However, Rovelli is not impressed. He summarily dismisses the whole idea, characterising its objectives as “premature, given
current knowledge”. It’s a somewhat unbecoming attitude, especially when we have just spent so many pages celebrating millennia of ambitious attempts to make sense of the universe. He also strikes a jarring note when he seems to revel in the Large Hadron Collider at Cern having found no evidence for “supersymmetry”, an important scaffold for string theory.

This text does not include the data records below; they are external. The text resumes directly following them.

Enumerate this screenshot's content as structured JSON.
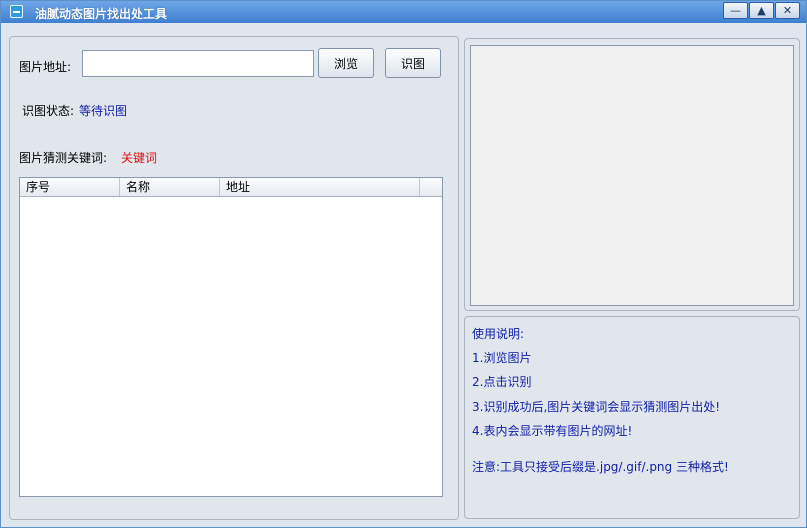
{
  "window": {
    "title": "油腻动态图片找出处工具",
    "buttons": {
      "minimize": "—",
      "maximize": "▲",
      "close": "✕"
    }
  },
  "form": {
    "image_address_label": "图片地址:",
    "image_address_value": "",
    "browse_label": "浏览",
    "recognize_label": "识图",
    "status_label": "识图状态:",
    "status_value": "等待识图",
    "keyword_label": "图片猜测关键词:",
    "keyword_value": "关键词"
  },
  "table": {
    "columns": [
      "序号",
      "名称",
      "地址"
    ],
    "rows": []
  },
  "instructions": {
    "heading": "使用说明:",
    "steps": [
      "1.浏览图片",
      "2.点击识别",
      "3.识别成功后,图片关键词会显示猜测图片出处!",
      "4.表内会显示带有图片的网址!"
    ],
    "note": "注意:工具只接受后缀是.jpg/.gif/.png 三种格式!"
  },
  "colors": {
    "status": "#1020a8",
    "keyword": "#e01010",
    "instructions": "#1020a8"
  }
}
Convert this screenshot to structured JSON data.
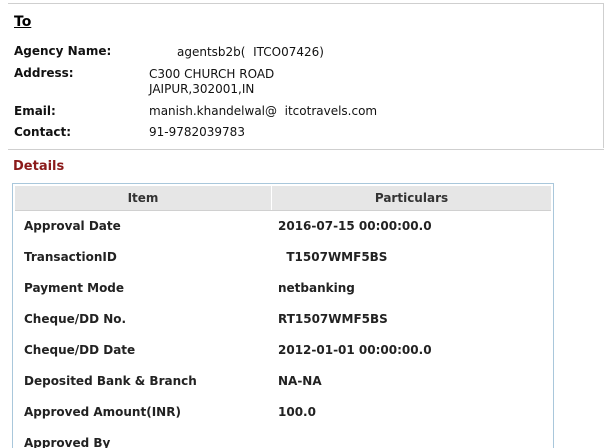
{
  "to": {
    "heading": "To"
  },
  "agency": {
    "label": "Agency Name:",
    "value": "agentsb2b(  ITCO07426)"
  },
  "address": {
    "label": "Address:",
    "line1": "C300 CHURCH ROAD",
    "line2": "JAIPUR,302001,IN"
  },
  "email": {
    "label": "Email:",
    "value": "manish.khandelwal@  itcotravels.com"
  },
  "contact": {
    "label": "Contact:",
    "value": "91-9782039783"
  },
  "details": {
    "heading": "Details",
    "columns": [
      "Item",
      "Particulars"
    ],
    "rows": [
      {
        "item": "Approval Date",
        "particulars": "2016-07-15 00:00:00.0"
      },
      {
        "item": "TransactionID",
        "particulars": "  T1507WMF5BS"
      },
      {
        "item": "Payment Mode",
        "particulars": "netbanking"
      },
      {
        "item": "Cheque/DD No.",
        "particulars": "RT1507WMF5BS"
      },
      {
        "item": "Cheque/DD Date",
        "particulars": "2012-01-01 00:00:00.0"
      },
      {
        "item": "Deposited Bank & Branch",
        "particulars": "NA-NA"
      },
      {
        "item": "Approved Amount(INR)",
        "particulars": "100.0"
      },
      {
        "item": "Approved By",
        "particulars": ""
      }
    ]
  },
  "colors": {
    "details_heading": "#8b1a1a",
    "table_border": "#a9c7db",
    "header_bg": "#e6e6e6"
  }
}
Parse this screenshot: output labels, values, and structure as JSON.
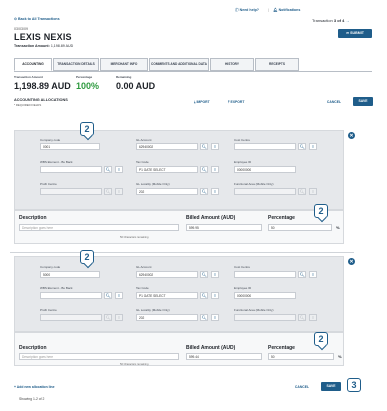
{
  "header": {
    "back_link": "Back to All Transactions",
    "need_help": "Need help?",
    "notifications": "Notifications",
    "transaction_counter_prefix": "Transaction",
    "transaction_counter_value": "3 of 4",
    "date": "03/03/09",
    "title": "LEXIS NEXIS",
    "amount_label": "Transaction Amount:",
    "amount_value": "1,198.89 AUD",
    "submit_label": "SUBMIT"
  },
  "tabs": [
    {
      "label": "ACCOUNTING",
      "active": true
    },
    {
      "label": "TRANSACTION DETAILS",
      "active": false
    },
    {
      "label": "MERCHANT INFO",
      "active": false
    },
    {
      "label": "COMMENTS AND ADDITIONAL DATA",
      "active": false
    },
    {
      "label": "HISTORY",
      "active": false
    },
    {
      "label": "RECEIPTS",
      "active": false
    }
  ],
  "summary": {
    "amount_label": "Transaction Amount",
    "amount_value": "1,198.89 AUD",
    "percentage_label": "Percentage",
    "percentage_value": "100%",
    "remaining_label": "Remaining",
    "remaining_value": "0.00 AUD"
  },
  "allocations_header": {
    "title": "ACCOUNTING ALLOCATIONS",
    "required": "* REQUIRED FIELDS",
    "import": "IMPORT",
    "export": "EXPORT",
    "cancel": "CANCEL",
    "save": "SAVE"
  },
  "allocations": [
    {
      "company_code_label": "Company code",
      "company_code": "0001",
      "gl_account_label": "GL Account",
      "gl_account": "62940002",
      "cost_centre_label": "Cost Centre",
      "cost_centre": "",
      "wbs_label": "WBS Element - Bu Back",
      "wbs": "",
      "tax_code_label": "Tax Code",
      "tax_code": "P1 GATE SELECT",
      "employee_label": "Employee ID",
      "employee": "00000000",
      "profit_centre_label": "Profit Centre",
      "profit_centre": "",
      "gl_locality_label": "GL Locality (Mobile Only)",
      "gl_locality": "202",
      "functional_area_label": "Functional Area (Mobile Only)",
      "functional_area": "",
      "description_label": "Description",
      "description_placeholder": "Description goes here",
      "chars_remaining": "50 Characters remaining",
      "billed_label": "Billed Amount (AUD)",
      "billed_value": "599.95",
      "percentage_label": "Percentage",
      "percentage_value": "50",
      "percent_sign": "%"
    },
    {
      "company_code_label": "Company code",
      "company_code": "5000",
      "gl_account_label": "GL Account",
      "gl_account": "62940002",
      "cost_centre_label": "Cost Centre",
      "cost_centre": "",
      "wbs_label": "WBS Element - Bu Back",
      "wbs": "",
      "tax_code_label": "Tax Code",
      "tax_code": "P1 GATE SELECT",
      "employee_label": "Employee ID",
      "employee": "00000000",
      "profit_centre_label": "Profit Centre",
      "profit_centre": "",
      "gl_locality_label": "GL Locality (Mobile Only)",
      "gl_locality": "202",
      "functional_area_label": "Functional Area (Mobile Only)",
      "functional_area": "",
      "description_label": "Description",
      "description_placeholder": "Description goes here",
      "chars_remaining": "50 Characters remaining",
      "billed_label": "Billed Amount (AUD)",
      "billed_value": "599.44",
      "percentage_label": "Percentage",
      "percentage_value": "50",
      "percent_sign": "%"
    }
  ],
  "footer": {
    "add_allocation": "+ Add new allocation line",
    "showing": "Showing 1-2 of 2",
    "cancel": "CANCEL",
    "save": "SAVE"
  },
  "callouts": {
    "top": "2",
    "bottom": "2",
    "pct_top": "2",
    "pct_bottom": "2",
    "save": "3"
  },
  "icons": {
    "search": "🔍︎",
    "list": "≡",
    "close": "✕"
  },
  "colors": {
    "accent": "#1f5d8a",
    "success": "#2e9a3f"
  }
}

As readers of his bestselling Seven Brief Lessons on Physics will know, Rovelli writes with elegance, clarity and charm. This new book, too, is a joy to read, as well as being an intellectual feast. For all its laudable ambition, however, you and I are unlikely ever to learn the truth about quantum gravity. Future generations of scientists and writers will have the privilege of writing the history of this particular subject. With theory ranging so far ahead of experimental support, neither strings nor loops, nor any of our other attempts to define quantum gravity, are likely to be correct. Reality is far more elusive than it seems.

Michael Brooks’s books include “At the Edge of Uncertainty: 11 Discoveries Taking Science by Surprise” (Profile)

Reality Is Not What It Seems: the Journey to Quantum Gravity by Carlo Rovelli. Translated by Simon Carnell and Erica Segre is published by Allen Lane (255pp, £16.99)

Michael Brooks holds a PhD in quantum physics. He writes a weekly science column for the New Statesman, and his most recent book is At the Edge of Uncertainty: 11 Discoveries Taking Science by Surprise.

This article first appeared in the 20 October 2016 issue of the New Statesman, Brothers in blood